===== DATA SHOWN

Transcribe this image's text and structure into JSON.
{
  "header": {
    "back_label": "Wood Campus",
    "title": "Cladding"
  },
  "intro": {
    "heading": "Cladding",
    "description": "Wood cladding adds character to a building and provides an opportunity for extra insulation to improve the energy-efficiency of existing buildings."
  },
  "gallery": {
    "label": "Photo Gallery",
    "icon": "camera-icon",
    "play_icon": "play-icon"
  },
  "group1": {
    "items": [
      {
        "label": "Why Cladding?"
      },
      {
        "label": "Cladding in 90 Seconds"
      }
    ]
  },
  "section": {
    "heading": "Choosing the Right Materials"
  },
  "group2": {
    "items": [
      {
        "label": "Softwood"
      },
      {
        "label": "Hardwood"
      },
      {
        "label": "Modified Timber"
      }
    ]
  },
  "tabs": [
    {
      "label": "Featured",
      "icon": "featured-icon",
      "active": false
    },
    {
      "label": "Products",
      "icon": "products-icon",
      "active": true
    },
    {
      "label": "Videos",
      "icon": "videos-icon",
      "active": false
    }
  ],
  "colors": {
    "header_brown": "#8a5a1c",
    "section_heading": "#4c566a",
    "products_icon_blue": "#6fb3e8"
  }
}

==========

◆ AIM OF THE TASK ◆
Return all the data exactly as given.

◆ EXERCISE SOLUTION ◆
Transcribe this image's text and structure into JSON.
{
  "header": {
    "back_label": "Wood Campus",
    "title": "Cladding"
  },
  "intro": {
    "heading": "Cladding",
    "description": "Wood cladding adds character to a building and provides an opportunity for extra insulation to improve the energy-efficiency of existing buildings."
  },
  "gallery": {
    "label": "Photo Gallery",
    "icon": "camera-icon",
    "play_icon": "play-icon"
  },
  "group1": {
    "items": [
      {
        "label": "Why Cladding?"
      },
      {
        "label": "Cladding in 90 Seconds"
      }
    ]
  },
  "section": {
    "heading": "Choosing the Right Materials"
  },
  "group2": {
    "items": [
      {
        "label": "Softwood"
      },
      {
        "label": "Hardwood"
      },
      {
        "label": "Modified Timber"
      }
    ]
  },
  "tabs": [
    {
      "label": "Featured",
      "icon": "featured-icon",
      "active": false
    },
    {
      "label": "Products",
      "icon": "products-icon",
      "active": true
    },
    {
      "label": "Videos",
      "icon": "videos-icon",
      "active": false
    }
  ],
  "colors": {
    "header_brown": "#8a5a1c",
    "section_heading": "#4c566a",
    "products_icon_blue": "#6fb3e8"
  }
}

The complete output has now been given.